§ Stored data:
• • • • •

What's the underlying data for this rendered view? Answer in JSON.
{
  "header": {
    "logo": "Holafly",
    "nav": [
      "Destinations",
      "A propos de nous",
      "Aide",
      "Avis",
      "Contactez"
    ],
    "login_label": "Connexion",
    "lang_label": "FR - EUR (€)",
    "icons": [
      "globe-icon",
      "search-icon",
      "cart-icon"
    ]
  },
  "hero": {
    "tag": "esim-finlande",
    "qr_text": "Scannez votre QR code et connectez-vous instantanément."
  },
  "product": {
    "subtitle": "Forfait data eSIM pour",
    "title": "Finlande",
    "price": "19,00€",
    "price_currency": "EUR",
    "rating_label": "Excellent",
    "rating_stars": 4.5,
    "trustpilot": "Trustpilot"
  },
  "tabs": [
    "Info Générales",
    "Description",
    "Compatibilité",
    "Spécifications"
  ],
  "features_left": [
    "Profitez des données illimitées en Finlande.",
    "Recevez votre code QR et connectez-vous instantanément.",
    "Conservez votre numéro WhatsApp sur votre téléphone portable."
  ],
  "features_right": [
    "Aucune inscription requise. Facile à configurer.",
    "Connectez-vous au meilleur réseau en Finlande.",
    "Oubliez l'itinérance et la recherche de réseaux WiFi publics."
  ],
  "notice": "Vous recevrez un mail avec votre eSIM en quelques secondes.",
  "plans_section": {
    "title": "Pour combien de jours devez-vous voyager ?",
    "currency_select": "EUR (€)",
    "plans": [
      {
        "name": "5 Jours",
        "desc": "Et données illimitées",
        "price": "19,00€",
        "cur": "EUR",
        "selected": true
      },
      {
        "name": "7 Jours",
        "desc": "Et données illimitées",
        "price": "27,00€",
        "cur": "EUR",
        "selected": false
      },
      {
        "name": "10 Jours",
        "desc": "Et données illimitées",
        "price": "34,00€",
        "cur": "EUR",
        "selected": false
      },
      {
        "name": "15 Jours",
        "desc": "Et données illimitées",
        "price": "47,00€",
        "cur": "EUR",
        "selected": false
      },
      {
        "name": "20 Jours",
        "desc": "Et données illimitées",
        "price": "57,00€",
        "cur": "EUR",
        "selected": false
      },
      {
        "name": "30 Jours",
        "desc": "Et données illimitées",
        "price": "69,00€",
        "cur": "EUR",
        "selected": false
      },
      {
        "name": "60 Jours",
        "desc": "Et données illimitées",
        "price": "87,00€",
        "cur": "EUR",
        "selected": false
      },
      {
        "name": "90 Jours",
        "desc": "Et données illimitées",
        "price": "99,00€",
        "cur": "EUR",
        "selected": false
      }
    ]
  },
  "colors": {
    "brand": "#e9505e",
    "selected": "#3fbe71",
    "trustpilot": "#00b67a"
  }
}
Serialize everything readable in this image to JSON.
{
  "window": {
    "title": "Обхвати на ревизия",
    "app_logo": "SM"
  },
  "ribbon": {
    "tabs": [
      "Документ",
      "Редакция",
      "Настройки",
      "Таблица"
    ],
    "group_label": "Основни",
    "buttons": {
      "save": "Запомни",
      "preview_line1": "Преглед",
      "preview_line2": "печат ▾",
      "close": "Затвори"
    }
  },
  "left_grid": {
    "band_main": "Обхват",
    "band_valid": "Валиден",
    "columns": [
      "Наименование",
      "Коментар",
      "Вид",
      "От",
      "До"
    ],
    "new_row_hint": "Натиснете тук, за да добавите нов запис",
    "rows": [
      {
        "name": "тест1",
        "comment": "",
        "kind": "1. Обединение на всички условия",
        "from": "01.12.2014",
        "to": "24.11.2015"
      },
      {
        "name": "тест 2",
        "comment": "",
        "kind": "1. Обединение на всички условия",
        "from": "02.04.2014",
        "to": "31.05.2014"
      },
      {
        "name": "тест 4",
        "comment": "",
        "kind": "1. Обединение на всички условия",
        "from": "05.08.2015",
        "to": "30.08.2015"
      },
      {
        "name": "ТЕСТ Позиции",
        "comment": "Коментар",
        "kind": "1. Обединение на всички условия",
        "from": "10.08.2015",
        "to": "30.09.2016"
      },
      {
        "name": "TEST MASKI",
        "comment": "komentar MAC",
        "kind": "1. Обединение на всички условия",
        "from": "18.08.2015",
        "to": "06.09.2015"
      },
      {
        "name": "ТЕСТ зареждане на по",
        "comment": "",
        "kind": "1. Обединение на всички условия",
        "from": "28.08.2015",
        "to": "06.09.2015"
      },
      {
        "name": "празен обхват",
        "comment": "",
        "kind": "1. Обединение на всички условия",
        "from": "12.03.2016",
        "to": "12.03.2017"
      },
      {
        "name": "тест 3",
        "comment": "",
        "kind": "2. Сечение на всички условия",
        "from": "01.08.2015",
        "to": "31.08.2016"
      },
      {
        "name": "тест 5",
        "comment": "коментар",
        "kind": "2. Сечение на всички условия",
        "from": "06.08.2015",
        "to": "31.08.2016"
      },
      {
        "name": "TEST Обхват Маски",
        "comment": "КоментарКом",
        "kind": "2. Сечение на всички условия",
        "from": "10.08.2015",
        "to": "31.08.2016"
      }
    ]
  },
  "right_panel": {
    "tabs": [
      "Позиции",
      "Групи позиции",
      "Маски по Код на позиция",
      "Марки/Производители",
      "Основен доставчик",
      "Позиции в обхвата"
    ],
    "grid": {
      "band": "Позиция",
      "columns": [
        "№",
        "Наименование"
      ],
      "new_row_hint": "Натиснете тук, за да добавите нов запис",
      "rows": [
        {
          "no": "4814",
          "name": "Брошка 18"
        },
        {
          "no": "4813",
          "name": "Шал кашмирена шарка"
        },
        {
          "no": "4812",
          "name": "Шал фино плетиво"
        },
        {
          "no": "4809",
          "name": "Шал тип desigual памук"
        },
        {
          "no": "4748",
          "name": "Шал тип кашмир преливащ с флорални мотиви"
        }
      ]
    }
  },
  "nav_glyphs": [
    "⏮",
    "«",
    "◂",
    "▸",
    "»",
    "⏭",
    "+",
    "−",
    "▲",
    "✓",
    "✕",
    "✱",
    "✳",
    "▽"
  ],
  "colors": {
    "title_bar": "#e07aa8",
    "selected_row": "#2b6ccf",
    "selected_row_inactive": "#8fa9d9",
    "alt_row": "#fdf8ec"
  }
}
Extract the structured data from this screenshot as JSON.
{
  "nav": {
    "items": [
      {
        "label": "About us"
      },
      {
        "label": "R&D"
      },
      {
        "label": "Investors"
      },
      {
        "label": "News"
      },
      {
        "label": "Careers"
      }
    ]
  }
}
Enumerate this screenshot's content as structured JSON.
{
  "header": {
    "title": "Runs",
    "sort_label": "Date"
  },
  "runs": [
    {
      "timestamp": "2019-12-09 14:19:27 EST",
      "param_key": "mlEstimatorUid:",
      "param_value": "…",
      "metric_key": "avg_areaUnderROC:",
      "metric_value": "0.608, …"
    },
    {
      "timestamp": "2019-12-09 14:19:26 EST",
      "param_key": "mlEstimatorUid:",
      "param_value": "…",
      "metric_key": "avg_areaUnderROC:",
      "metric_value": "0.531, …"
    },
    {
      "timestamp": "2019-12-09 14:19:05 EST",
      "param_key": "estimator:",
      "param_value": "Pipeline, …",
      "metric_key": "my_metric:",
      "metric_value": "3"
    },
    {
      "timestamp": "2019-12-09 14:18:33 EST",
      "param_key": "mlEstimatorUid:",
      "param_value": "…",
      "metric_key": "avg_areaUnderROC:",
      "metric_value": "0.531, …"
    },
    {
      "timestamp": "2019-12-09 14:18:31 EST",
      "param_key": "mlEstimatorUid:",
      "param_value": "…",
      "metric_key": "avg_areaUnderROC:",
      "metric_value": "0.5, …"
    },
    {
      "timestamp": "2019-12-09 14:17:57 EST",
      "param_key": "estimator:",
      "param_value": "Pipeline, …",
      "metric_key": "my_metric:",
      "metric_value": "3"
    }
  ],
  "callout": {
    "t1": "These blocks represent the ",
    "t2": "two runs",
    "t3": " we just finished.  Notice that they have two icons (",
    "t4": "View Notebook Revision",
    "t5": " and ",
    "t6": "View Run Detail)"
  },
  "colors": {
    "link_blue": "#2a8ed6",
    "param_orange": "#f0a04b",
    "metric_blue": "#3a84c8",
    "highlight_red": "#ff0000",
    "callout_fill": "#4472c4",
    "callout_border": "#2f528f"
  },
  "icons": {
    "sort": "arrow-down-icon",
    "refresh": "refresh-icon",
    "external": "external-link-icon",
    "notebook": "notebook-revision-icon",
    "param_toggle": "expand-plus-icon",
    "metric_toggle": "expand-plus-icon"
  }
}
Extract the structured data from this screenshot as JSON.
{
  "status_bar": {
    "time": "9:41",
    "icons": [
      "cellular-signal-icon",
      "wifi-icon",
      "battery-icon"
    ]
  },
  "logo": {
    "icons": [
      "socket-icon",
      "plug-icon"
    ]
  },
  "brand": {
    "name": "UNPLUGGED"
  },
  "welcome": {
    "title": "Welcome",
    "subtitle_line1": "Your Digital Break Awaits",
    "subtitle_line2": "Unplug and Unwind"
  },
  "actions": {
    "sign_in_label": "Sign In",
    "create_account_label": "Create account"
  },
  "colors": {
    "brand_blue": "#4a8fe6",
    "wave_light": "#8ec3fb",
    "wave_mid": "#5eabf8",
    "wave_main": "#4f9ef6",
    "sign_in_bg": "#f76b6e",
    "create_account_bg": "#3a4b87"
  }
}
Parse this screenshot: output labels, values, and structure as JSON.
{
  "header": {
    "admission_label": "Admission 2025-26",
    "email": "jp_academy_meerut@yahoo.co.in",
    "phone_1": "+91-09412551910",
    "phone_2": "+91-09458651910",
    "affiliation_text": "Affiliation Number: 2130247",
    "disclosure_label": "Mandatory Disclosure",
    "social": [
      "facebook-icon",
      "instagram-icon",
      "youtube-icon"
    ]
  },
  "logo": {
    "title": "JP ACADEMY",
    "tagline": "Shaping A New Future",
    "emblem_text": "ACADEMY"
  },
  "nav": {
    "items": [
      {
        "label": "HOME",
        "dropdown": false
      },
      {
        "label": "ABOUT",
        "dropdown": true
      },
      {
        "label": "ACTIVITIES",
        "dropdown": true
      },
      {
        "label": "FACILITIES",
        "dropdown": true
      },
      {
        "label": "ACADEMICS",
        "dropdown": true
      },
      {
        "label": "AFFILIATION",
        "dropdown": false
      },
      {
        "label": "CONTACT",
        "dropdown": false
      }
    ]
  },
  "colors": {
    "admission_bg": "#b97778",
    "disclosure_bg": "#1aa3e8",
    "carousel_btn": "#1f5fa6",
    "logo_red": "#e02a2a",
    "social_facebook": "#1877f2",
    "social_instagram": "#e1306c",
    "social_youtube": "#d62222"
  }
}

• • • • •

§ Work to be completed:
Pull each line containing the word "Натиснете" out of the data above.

§ Exercise output:
    "new_row_hint": "Натиснете тук, за да добавите нов запис",
      "new_row_hint": "Натиснете тук, за да добавите нов запис",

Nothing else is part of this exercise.